It’s the start of a new year, which means the people around you may be talking—and talking—about how it’s time for a brand new you. Whether you want to improve your mind, your body, your relationship or your circumstances, now is apparently the time to tally up all the ways you could be better and declare to the world that this is the year you’re going to do everything it takes.
Or maybe not. As comedian John Oliver reminds us in this Last Week Tonight clip, few of us actually do much with those ambitious lists of goals. Most of us get on fairly well for this first week, but by the end of the year, only about 8% of us manage to achieve our resolutions.
Dealing with depression and other mental health issues can make New Year’s resolutions even more fraught. When it’s already hard to see the positive, tallying up the ways you fall short can have painful consequences. And when daily life feels overwhelming, it can be exhausting to look ahead at a whole year of self-improvement at once. If that’s the case, you may want to consider a different approach.
If Oliver’s take is too defeatist for your tastes, there are other options. Over at Psychology Today, Margee Kerr, who holds a doctorate in sociology, proposes an alternative tradition.
Kerr recommends starting off the year by listing all the ways you were awesome in the last year. The times you were courageous. The times you challenged your fears. The times you were strong. Once that’s done, she recommends skipping a list of goals and focusing on a list of fears.
Why make a list of fears for New Year’s? Before you even think about your goals you’ve got to confront your fears and understand how they hold you back. This confrontation starts with admitting to yourself what you’re afraid of, and then figuring out if the fear is rational, and how you can overcome.
If that sounds like a good place to begin, the article includes templates to help you keep track of the things that you’ve done well and the things that are holding you back.
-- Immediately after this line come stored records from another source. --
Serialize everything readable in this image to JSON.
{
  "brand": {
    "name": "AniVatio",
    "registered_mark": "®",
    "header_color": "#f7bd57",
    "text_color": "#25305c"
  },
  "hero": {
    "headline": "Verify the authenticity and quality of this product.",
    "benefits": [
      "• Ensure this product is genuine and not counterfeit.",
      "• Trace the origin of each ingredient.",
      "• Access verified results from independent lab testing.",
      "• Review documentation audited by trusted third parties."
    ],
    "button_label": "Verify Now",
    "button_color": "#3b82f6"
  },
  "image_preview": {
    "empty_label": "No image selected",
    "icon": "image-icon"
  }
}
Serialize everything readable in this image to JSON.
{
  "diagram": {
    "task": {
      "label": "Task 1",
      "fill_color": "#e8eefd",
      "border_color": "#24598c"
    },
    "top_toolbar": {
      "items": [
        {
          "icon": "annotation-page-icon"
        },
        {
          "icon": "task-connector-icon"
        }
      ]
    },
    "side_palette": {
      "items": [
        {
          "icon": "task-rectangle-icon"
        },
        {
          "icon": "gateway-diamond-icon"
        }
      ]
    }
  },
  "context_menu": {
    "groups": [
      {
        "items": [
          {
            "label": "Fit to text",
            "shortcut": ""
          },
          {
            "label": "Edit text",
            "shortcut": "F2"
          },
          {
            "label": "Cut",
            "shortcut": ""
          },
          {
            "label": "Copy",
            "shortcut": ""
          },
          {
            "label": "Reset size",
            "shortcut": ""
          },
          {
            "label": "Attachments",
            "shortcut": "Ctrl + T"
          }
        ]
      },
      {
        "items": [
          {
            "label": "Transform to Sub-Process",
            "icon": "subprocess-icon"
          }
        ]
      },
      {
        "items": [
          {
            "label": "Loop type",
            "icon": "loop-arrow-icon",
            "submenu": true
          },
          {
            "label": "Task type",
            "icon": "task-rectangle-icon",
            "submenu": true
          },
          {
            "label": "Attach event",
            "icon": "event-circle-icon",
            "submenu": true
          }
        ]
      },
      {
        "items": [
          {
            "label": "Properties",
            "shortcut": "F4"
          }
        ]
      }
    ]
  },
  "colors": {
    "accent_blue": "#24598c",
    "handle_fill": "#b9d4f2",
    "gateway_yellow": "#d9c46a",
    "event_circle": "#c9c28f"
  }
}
If, on the other hand, you’ve already decided on a few resolutions for 2016, Christopher Shea at PsychCentral suggests a mindful approach to maintaining them. The key point? Remembering that your well-being is never beholden to a specific starting date:
One of the wonderful elements of living in the present moment is that we can start over whenever we need to. If my day is not going as planned and I find myself getting frustrated, I can stop, breathe, and start again. I don’t need to wait until the next morning, or the next year to start over. I can start over any time I feel the need. Therefore, if you find yourself needing more time to work on your resolutions, take the time rather than rushing through a list out of a self-imposed obligation.
Ultimately, the best tradition is the one that helps you feel good about yourself, even if that means tossing the whole idea of resolutions out the window. So if the changing of the year inspires you to make changes of your own, it’s worth taking a moment to make sure you give yourself the best possible chance of success.